Timing has also been beneficial for the airlines: February is traditionally a slower month for travel.

“It’s really the unpredictable storms — like thunderstorms in the summer — that cause the most problems,” says American Airlines’ Tim Wagner.

Planes, trains and automobiles still had a tough time getting around the Northeast on Friday, even as the storm battering the region began to taper off.

Steve Coleman, a spokesman for the Port Authority of New York and New Jersey, said that most flights out of the metro area’s three major airports were canceled. The airports — John F. Kennedy, LaGuardia and Newark — remained open.

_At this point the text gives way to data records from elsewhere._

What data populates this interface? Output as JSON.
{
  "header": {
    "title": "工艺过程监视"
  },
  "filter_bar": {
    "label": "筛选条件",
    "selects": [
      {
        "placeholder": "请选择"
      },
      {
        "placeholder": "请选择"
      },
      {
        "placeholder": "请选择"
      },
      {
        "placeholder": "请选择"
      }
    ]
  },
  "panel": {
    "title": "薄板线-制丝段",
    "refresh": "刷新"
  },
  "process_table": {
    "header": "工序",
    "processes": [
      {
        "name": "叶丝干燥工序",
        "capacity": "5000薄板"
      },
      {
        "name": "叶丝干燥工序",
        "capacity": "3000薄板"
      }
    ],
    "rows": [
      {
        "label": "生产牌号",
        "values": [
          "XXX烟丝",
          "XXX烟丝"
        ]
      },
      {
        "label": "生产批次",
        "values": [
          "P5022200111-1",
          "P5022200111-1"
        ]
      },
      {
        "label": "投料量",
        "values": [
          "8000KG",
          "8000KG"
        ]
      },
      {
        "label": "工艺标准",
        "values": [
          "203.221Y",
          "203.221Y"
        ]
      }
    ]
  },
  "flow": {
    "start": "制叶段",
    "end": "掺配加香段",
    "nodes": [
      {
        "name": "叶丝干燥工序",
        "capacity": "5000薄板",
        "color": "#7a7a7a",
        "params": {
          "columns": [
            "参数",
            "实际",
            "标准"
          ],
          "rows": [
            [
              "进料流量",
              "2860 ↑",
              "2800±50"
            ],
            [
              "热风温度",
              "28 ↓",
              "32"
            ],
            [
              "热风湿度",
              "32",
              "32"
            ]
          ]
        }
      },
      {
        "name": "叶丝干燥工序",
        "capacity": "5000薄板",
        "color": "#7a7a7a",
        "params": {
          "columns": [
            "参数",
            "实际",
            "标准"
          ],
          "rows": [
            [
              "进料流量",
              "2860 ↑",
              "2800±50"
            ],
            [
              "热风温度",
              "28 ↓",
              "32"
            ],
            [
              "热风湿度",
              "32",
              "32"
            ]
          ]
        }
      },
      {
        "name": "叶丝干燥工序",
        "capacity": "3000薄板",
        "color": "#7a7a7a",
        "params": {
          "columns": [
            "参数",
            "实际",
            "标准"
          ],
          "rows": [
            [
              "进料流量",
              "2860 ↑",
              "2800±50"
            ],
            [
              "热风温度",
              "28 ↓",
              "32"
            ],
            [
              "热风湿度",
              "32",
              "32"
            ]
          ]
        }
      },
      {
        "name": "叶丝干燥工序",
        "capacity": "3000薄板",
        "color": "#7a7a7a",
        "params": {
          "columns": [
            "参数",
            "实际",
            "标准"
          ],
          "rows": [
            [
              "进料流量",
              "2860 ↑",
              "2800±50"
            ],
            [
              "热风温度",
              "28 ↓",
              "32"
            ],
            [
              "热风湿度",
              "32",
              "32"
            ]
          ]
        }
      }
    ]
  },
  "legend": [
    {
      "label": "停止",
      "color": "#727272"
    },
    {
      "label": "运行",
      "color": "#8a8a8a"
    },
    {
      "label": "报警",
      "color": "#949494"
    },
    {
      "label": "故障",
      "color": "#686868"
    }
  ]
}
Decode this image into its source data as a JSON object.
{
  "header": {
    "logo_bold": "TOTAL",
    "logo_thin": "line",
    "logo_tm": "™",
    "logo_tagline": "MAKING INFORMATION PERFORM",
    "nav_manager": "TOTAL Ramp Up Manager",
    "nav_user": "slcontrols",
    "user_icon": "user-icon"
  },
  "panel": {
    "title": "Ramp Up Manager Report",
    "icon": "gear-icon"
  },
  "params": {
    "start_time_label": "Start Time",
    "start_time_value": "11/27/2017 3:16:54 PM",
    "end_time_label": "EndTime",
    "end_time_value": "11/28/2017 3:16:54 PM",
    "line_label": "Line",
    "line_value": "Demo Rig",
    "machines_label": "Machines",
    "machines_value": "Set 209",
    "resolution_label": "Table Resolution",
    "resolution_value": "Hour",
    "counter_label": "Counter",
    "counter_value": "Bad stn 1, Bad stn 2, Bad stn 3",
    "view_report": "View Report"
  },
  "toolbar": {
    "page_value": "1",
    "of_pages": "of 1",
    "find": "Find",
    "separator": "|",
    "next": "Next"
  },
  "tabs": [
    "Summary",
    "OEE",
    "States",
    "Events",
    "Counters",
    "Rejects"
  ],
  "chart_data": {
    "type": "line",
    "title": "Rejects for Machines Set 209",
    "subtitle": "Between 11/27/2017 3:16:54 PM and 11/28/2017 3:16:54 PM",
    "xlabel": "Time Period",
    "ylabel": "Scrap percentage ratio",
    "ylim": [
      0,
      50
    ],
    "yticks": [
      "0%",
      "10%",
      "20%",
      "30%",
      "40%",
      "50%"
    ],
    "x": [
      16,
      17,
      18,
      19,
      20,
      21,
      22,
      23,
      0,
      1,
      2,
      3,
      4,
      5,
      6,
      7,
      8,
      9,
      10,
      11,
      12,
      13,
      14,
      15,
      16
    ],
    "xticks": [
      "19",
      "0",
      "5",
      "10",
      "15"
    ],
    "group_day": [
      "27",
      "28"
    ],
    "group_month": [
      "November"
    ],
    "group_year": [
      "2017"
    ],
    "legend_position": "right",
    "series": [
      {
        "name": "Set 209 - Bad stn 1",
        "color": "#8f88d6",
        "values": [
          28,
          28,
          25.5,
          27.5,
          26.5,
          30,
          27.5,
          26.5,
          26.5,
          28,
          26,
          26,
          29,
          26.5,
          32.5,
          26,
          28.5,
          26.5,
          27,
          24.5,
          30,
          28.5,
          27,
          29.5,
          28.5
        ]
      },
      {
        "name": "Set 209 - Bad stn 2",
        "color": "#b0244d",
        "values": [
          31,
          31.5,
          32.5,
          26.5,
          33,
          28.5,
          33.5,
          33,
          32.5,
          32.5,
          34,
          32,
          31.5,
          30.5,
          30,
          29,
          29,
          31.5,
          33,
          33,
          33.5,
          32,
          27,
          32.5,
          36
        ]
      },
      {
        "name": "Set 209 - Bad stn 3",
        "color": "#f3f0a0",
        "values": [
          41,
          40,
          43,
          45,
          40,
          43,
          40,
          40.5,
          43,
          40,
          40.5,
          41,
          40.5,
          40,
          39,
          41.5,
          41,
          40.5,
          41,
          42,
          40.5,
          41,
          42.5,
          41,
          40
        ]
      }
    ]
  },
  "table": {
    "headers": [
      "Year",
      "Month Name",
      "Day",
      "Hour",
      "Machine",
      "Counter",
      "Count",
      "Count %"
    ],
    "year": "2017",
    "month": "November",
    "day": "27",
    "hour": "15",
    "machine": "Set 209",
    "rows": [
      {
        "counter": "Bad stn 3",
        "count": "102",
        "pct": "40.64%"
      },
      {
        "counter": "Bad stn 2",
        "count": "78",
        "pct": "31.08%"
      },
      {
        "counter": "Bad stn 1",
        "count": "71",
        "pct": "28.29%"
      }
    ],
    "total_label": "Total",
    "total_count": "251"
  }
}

Delta Air Lines, the world’s biggest airline, reported 500 cancellations throughout its system, mostly in the Northeast. It diverted some of its international flights at JFK to other airports.

American Airlines and regional affiliate American Eagle axed 200 flights in and out of New York, 10 in Philadelphia and roughly 80 in Washington.

Southwest Airlines scrubbed 297 flights, while US Airways canceled 236 Express flights and 76 mainline flights. JetBlue Airways, which blamed a technical issue with its central computer system for an hour-long grounding of its flights nationwide, nixed 80 flights due to the weather and AirTran Airways canceled 18 flights.

Continental Airlines, which has a hub at the Newark, N.J., airport, canceled roughly 300 mainline flights, in addition to about 200 flights involving its regional partners.

The cancellation totals added to thousands of other flights the airlines have scratched since Feb. 4. In many cases, airlines canceled flights at least a day in advance, reducing the logjams that would have resulted in their networks had they waited until closer to the scheduled departures. Passengers were being offered refunds or the ability to rebook their flights without paying a fee.

New York’s Port Authority bus terminal was still open Friday, although bus carriers like Greyhound, Megabus, Bolt Bus and Peter Pan Bus Lines canceled “most, if not all of their service,” Coleman said.

Amtrak suspended some service between New York City and Albany, N.Y. while the freight railroad that operates the tracks made repairs.

Amtrak also canceled some Northeast Regional trains between New York and Boston or Washington D.C. Affected passengers were being placed on other trains.

Shippers, meanwhile, had their hands full dealing with the latest winter storm.

UPS suspended pickups and deliveries in some parts of Pennsylvania and New Jersey. The company said its package guarantee does not apply when its transportation network is disrupted due to conditions beyond its control. The ripple was being felt elsewhere, too.

UPS’ freight service centers in Cleveland and Richfield, Ohio, were offering limited service as a result of the winter storm that blanketed much of the Northeast.

But, UPS had a full dispatch of drivers Friday, and the impact was expected to be mostly local, coming into play when drivers hit streets they can’t navigate, a spokesman said.

Schools were canceled as far west as Cleveland and roads closed as far south as West Virginia as the slow-moving storm spent a second day parked over the region. But the worst of the storm hit New England.

Some travelers were fed up.

In Newark, N.J., Rosa Cabrera waited 20 minutes for a bus that never came, then took off on foot to her job at a factory. “We thought we were used to the winters here,” the Ecuador native said in Spanish, “but this is just too much.”

The airlines, while continuing to tally their losses, were trying to put a good face on all the cancellations this month.

JetBlue said in a recent blog posting under the title “Who’s afraid of a little snow?” that it likes making snowmen and having snowball flights with other airlines.

The New York carrier says its goal is to get its passengers to their destinations on-time, but noted, “You don’t mess with Mother Nature.”


Weber reported from Atlanta.

will not be displayed